This may have already been talked about... so I apologize. I tried searching for a similar thread, but couldn't find one. I received my acceptance letter yesterday, with a date of June 1st to complete my health related requirements (i.e., vaccines, medical insurance, etc.). One of the requirements posted on the paperwork is the annual Influenza vaccine. I don't want the vaccine, and have no intention of getting it. I'm fully vaccinated for everything else, except Influenza. I won't start the whole mess of trying to explain my reasoning of not wanting the vaccine (it's a personal choice, and there's no need to start those arguments)... I just need to find out if anyone is in the same boat and if they successfully refused.
May 12, '12
My school didn't require the flu shot to begin classes but our clinical sites did.No exceptions.One person tried to refuse but to no avail. She got the shot.
My employer doesn't make us get the shot but if you don't and there is an outbreak you can't work until it is over.
Last edit by loriangel14 on May 12, '12
For an employer, possibly.For nursing school, it prevent you from attending.
The issue has less to do with the school and much much more to do with clinical sites and experiences.
Most schools attend clinicals at several hospitals. The requirements vary greatly and students must fulfill all reasonable ones. As the hospital takes a great deal of risk to permit students there, most receive no recompense for having students, and students add significant work to staff, most sites feel justified in requiring students to meet their Health standards, and no reason to bend them.
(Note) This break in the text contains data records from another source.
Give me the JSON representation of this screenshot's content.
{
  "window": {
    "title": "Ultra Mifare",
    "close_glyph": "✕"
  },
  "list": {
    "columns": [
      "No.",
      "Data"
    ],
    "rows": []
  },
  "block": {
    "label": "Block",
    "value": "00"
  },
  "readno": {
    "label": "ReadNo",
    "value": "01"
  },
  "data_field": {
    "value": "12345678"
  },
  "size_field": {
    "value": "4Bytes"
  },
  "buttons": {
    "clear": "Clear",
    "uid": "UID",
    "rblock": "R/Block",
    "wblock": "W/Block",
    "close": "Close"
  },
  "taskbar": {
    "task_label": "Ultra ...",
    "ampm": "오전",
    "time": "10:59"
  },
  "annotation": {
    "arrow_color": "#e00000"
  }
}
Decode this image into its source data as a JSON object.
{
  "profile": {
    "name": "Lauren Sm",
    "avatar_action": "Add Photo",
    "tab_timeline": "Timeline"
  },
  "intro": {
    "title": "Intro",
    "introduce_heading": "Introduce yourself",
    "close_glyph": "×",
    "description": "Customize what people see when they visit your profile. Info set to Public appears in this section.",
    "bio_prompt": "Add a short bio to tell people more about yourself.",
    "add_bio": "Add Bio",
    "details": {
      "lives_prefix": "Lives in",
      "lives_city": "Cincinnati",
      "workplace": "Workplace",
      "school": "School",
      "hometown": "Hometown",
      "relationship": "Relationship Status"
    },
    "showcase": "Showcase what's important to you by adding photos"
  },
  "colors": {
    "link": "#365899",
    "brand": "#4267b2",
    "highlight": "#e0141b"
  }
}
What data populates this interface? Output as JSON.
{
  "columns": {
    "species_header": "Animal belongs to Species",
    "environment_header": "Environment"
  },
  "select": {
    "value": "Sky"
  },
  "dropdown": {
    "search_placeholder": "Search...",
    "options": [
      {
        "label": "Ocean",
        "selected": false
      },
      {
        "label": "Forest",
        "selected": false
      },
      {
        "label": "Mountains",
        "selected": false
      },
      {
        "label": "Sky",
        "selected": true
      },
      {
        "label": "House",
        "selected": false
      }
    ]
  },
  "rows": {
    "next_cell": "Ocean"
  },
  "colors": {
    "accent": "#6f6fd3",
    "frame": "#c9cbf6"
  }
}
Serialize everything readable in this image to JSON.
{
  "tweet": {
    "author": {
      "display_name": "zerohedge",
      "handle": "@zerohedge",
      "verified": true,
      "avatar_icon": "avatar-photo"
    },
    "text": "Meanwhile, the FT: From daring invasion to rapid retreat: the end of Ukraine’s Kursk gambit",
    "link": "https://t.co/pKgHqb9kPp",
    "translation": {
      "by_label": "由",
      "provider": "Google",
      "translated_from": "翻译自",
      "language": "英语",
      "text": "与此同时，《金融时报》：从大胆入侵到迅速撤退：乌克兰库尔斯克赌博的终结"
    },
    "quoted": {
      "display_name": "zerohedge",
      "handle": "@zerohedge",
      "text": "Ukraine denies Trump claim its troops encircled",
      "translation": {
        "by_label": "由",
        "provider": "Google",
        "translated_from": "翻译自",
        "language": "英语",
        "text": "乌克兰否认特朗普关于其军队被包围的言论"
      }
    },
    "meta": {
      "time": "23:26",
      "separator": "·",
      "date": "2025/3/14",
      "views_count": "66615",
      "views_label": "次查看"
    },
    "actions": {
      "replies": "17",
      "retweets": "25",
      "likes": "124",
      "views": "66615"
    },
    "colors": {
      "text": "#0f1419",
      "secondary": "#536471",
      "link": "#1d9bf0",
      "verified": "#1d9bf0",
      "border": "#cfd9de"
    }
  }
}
Also some depts are more restrictive with requiring vaccines such as oncology, ICU, pediatrics or neonatal. As a student, you must receive training all areas or not pass. If your school cannot get a site that will accept you, adios nursing degree.
Some will allow DOCUMENTED allergy/health exceptions, a very few, religious exemptions.
If your lack of flu vaccination has to do with scientifically unsubstantiated theories, you may not be able to obtain exemption. With most schools pushing evidence based research, and many sue happy lawyers, few places will want to take the risk.
Last edit by caroladybelle on May 12, '12